This rule removes the specified string from the name and replaces it with another string. It has options to replace the first occurrence, the last occurrence, or all the occurrences. You can replace multiple strings at a time. You can create a pattern with wildcards, so that any string that matches the pattern will be removed.
The parameters are as follows:
|Find||Enter the string to be replaced.
|button||Inserts a separator (*|*) sequence between two delimiter entries. (You can directly type*|*
You can use this button in the Replace box also. In that case, the nthe entry in the Find box is replaced by the nths entry in the Replace box. (e.g. A -->A', B -->B' etc.) }
|Replace||Enter strings that will replace the "Find" strings.
|Insert meta tag||Click the button to see a list of meta-tags.|
|Occurrences||In case that strings occur more than once in the filename, specify which occurrences should be replaced. (Options are: first only, last only, or all)|
|Skip extension||If this check box is selected, the extension will be ignored by the rule.|
|Case sensitive||Will only remove a specified string from the name if the case matches exactly.|
|Whole words only||Remove the subject text only when it is whole word, not a part of another word.
For example, searching for "bar" would not find a match in "foobar" or "bars".
|Interpret symbols as wild cards||Treat certain symbols as Wildcards for matching simple patterns (similar to Regular Expressions).|
|any number of characters (including numbers, space, underscores, etc.).||abc* equals abc followed by 0 or more characters.|
|Any single character (including numbers, space, underscores, etc.)||ab?d equals abcd, ab1d, ab d, ab_d, etc.|
|Brackets enclose a set of characters, any one of which may match a single character at that position.||foo[ab]ar equals fooaar and foobar|
|(only within a pair of brackets) denotes a range of characters.||foo[a-z]ar equals fooaar, foobar, foocar, foodar, etc.|
Beware of conflicting replacements

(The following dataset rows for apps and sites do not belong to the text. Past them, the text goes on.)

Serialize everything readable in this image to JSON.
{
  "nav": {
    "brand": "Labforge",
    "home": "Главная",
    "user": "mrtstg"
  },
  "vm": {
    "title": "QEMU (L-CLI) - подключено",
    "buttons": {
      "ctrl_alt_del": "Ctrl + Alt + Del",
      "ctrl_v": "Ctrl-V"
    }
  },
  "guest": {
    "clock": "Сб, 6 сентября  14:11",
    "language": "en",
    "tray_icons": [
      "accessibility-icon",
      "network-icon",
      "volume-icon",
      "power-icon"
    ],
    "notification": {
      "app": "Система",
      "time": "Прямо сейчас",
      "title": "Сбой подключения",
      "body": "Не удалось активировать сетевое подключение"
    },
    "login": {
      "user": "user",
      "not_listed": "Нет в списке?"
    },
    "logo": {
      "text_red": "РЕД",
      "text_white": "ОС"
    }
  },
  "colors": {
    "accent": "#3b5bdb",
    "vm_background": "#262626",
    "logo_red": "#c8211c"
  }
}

If you enter multiple find and replace strings they will be executed as multiple Replace rules, so first string will go first and only after replacing all (or first, or last) occurrences of that string the second string in the Find box will be searched & replaced.
You may expect the new name to be BAAB.mp3, but it's not. This happens because first all A's are replaced with B's (we get BBBB.mp3) and only then all B's are replaced with A's (and the final result is AAAA.mp3).
If you need to apply character-to-character mappings you should use Translit rule.